What you have to do: The data below needs to be returned exactly, line for line.

=== Begin Enclosure ===

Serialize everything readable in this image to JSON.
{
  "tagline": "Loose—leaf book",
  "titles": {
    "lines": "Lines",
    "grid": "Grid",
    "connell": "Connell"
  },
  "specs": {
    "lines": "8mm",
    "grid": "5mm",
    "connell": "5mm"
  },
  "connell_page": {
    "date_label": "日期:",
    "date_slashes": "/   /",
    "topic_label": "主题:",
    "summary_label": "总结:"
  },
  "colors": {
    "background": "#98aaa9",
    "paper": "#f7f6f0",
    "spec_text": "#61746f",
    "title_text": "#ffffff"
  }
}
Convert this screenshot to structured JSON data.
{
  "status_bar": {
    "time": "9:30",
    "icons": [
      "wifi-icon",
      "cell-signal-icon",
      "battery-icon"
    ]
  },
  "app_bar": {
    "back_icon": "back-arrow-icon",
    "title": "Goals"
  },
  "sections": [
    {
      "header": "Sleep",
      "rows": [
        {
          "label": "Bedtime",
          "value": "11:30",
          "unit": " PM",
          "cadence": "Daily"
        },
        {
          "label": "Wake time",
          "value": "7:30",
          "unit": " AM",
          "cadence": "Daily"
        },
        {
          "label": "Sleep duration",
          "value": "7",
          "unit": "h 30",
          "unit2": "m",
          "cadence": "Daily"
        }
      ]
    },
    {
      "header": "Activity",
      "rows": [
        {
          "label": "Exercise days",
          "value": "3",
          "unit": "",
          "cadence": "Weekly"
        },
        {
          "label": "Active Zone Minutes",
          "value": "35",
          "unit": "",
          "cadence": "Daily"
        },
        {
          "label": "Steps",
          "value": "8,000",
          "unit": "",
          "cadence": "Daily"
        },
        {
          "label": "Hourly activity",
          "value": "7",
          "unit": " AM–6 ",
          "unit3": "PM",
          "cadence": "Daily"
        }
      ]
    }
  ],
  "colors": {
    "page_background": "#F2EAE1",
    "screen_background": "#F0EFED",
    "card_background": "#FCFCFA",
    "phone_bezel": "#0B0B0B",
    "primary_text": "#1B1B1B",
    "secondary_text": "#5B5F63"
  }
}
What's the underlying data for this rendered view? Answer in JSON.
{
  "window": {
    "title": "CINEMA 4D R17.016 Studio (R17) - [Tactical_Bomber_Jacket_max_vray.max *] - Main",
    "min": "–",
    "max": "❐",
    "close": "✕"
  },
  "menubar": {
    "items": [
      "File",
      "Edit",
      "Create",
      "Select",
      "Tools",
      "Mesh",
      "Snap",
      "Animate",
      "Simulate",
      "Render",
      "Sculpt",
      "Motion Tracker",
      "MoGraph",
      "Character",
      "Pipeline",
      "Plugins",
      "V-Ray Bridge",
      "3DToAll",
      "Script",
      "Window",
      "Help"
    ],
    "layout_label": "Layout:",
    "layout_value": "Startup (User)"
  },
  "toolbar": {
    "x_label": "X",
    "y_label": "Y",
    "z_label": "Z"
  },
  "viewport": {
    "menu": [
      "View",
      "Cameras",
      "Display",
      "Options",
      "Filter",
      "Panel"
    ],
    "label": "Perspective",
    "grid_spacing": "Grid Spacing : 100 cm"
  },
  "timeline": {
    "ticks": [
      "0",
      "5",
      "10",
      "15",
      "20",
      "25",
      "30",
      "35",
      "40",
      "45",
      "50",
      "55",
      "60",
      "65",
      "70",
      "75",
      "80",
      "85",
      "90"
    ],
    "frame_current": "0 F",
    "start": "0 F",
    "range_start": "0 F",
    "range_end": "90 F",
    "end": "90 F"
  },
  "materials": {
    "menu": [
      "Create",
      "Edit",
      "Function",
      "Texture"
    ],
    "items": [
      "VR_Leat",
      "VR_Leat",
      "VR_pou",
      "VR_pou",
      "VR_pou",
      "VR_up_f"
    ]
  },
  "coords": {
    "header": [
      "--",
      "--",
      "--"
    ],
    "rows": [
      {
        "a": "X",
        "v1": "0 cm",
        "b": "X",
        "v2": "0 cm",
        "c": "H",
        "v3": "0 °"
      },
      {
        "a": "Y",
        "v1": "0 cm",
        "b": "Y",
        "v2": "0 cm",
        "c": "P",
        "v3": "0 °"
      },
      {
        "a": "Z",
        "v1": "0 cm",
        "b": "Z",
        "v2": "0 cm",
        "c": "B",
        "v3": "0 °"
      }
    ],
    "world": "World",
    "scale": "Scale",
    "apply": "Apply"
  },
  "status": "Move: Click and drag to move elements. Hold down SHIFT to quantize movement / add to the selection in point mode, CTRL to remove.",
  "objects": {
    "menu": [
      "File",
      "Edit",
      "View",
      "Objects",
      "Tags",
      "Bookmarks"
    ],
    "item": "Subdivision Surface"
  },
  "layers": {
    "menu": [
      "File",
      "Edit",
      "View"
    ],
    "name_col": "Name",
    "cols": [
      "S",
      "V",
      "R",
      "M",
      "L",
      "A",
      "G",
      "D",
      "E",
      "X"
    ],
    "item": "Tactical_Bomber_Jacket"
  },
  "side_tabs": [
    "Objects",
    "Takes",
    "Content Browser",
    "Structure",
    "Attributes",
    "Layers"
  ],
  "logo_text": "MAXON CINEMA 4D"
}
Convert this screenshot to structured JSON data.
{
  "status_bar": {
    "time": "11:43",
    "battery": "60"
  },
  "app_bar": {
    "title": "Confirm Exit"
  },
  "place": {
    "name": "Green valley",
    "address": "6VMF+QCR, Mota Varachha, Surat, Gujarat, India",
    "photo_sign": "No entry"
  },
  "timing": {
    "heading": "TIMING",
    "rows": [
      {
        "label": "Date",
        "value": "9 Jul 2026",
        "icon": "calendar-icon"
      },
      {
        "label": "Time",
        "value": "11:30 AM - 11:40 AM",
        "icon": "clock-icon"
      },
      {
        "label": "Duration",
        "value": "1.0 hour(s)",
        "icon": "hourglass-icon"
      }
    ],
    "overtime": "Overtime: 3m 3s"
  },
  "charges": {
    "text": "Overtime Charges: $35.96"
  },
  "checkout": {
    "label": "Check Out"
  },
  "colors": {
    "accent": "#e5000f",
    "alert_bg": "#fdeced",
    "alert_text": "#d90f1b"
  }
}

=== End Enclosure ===

Your solution:
Serialize everything readable in this image to JSON.
{
  "tagline": "Loose—leaf book",
  "titles": {
    "lines": "Lines",
    "grid": "Grid",
    "connell": "Connell"
  },
  "specs": {
    "lines": "8mm",
    "grid": "5mm",
    "connell": "5mm"
  },
  "connell_page": {
    "date_label": "日期:",
    "date_slashes": "/   /",
    "topic_label": "主题:",
    "summary_label": "总结:"
  },
  "colors": {
    "background": "#98aaa9",
    "paper": "#f7f6f0",
    "spec_text": "#61746f",
    "title_text": "#ffffff"
  }
}
Convert this screenshot to structured JSON data.
{
  "status_bar": {
    "time": "9:30",
    "icons": [
      "wifi-icon",
      "cell-signal-icon",
      "battery-icon"
    ]
  },
  "app_bar": {
    "back_icon": "back-arrow-icon",
    "title": "Goals"
  },
  "sections": [
    {
      "header": "Sleep",
      "rows": [
        {
          "label": "Bedtime",
          "value": "11:30",
          "unit": " PM",
          "cadence": "Daily"
        },
        {
          "label": "Wake time",
          "value": "7:30",
          "unit": " AM",
          "cadence": "Daily"
        },
        {
          "label": "Sleep duration",
          "value": "7",
          "unit": "h 30",
          "unit2": "m",
          "cadence": "Daily"
        }
      ]
    },
    {
      "header": "Activity",
      "rows": [
        {
          "label": "Exercise days",
          "value": "3",
          "unit": "",
          "cadence": "Weekly"
        },
        {
          "label": "Active Zone Minutes",
          "value": "35",
          "unit": "",
          "cadence": "Daily"
        },
        {
          "label": "Steps",
          "value": "8,000",
          "unit": "",
          "cadence": "Daily"
        },
        {
          "label": "Hourly activity",
          "value": "7",
          "unit": " AM–6 ",
          "unit3": "PM",
          "cadence": "Daily"
        }
      ]
    }
  ],
  "colors": {
    "page_background": "#F2EAE1",
    "screen_background": "#F0EFED",
    "card_background": "#FCFCFA",
    "phone_bezel": "#0B0B0B",
    "primary_text": "#1B1B1B",
    "secondary_text": "#5B5F63"
  }
}
What's the underlying data for this rendered view? Answer in JSON.
{
  "window": {
    "title": "CINEMA 4D R17.016 Studio (R17) - [Tactical_Bomber_Jacket_max_vray.max *] - Main",
    "min": "–",
    "max": "❐",
    "close": "✕"
  },
  "menubar": {
    "items": [
      "File",
      "Edit",
      "Create",
      "Select",
      "Tools",
      "Mesh",
      "Snap",
      "Animate",
      "Simulate",
      "Render",
      "Sculpt",
      "Motion Tracker",
      "MoGraph",
      "Character",
      "Pipeline",
      "Plugins",
      "V-Ray Bridge",
      "3DToAll",
      "Script",
      "Window",
      "Help"
    ],
    "layout_label": "Layout:",
    "layout_value": "Startup (User)"
  },
  "toolbar": {
    "x_label": "X",
    "y_label": "Y",
    "z_label": "Z"
  },
  "viewport": {
    "menu": [
      "View",
      "Cameras",
      "Display",
      "Options",
      "Filter",
      "Panel"
    ],
    "label": "Perspective",
    "grid_spacing": "Grid Spacing : 100 cm"
  },
  "timeline": {
    "ticks": [
      "0",
      "5",
      "10",
      "15",
      "20",
      "25",
      "30",
      "35",
      "40",
      "45",
      "50",
      "55",
      "60",
      "65",
      "70",
      "75",
      "80",
      "85",
      "90"
    ],
    "frame_current": "0 F",
    "start": "0 F",
    "range_start": "0 F",
    "range_end": "90 F",
    "end": "90 F"
  },
  "materials": {
    "menu": [
      "Create",
      "Edit",
      "Function",
      "Texture"
    ],
    "items": [
      "VR_Leat",
      "VR_Leat",
      "VR_pou",
      "VR_pou",
      "VR_pou",
      "VR_up_f"
    ]
  },
  "coords": {
    "header": [
      "--",
      "--",
      "--"
    ],
    "rows": [
      {
        "a": "X",
        "v1": "0 cm",
        "b": "X",
        "v2": "0 cm",
        "c": "H",
        "v3": "0 °"
      },
      {
        "a": "Y",
        "v1": "0 cm",
        "b": "Y",
        "v2": "0 cm",
        "c": "P",
        "v3": "0 °"
      },
      {
        "a": "Z",
        "v1": "0 cm",
        "b": "Z",
        "v2": "0 cm",
        "c": "B",
        "v3": "0 °"
      }
    ],
    "world": "World",
    "scale": "Scale",
    "apply": "Apply"
  },
  "status": "Move: Click and drag to move elements. Hold down SHIFT to quantize movement / add to the selection in point mode, CTRL to remove.",
  "objects": {
    "menu": [
      "File",
      "Edit",
      "View",
      "Objects",
      "Tags",
      "Bookmarks"
    ],
    "item": "Subdivision Surface"
  },
  "layers": {
    "menu": [
      "File",
      "Edit",
      "View"
    ],
    "name_col": "Name",
    "cols": [
      "S",
      "V",
      "R",
      "M",
      "L",
      "A",
      "G",
      "D",
      "E",
      "X"
    ],
    "item": "Tactical_Bomber_Jacket"
  },
  "side_tabs": [
    "Objects",
    "Takes",
    "Content Browser",
    "Structure",
    "Attributes",
    "Layers"
  ],
  "logo_text": "MAXON CINEMA 4D"
}
Convert this screenshot to structured JSON data.
{
  "status_bar": {
    "time": "11:43",
    "battery": "60"
  },
  "app_bar": {
    "title": "Confirm Exit"
  },
  "place": {
    "name": "Green valley",
    "address": "6VMF+QCR, Mota Varachha, Surat, Gujarat, India",
    "photo_sign": "No entry"
  },
  "timing": {
    "heading": "TIMING",
    "rows": [
      {
        "label": "Date",
        "value": "9 Jul 2026",
        "icon": "calendar-icon"
      },
      {
        "label": "Time",
        "value": "11:30 AM - 11:40 AM",
        "icon": "clock-icon"
      },
      {
        "label": "Duration",
        "value": "1.0 hour(s)",
        "icon": "hourglass-icon"
      }
    ],
    "overtime": "Overtime: 3m 3s"
  },
  "charges": {
    "text": "Overtime Charges: $35.96"
  },
  "checkout": {
    "label": "Check Out"
  },
  "colors": {
    "accent": "#e5000f",
    "alert_bg": "#fdeced",
    "alert_text": "#d90f1b"
  }
}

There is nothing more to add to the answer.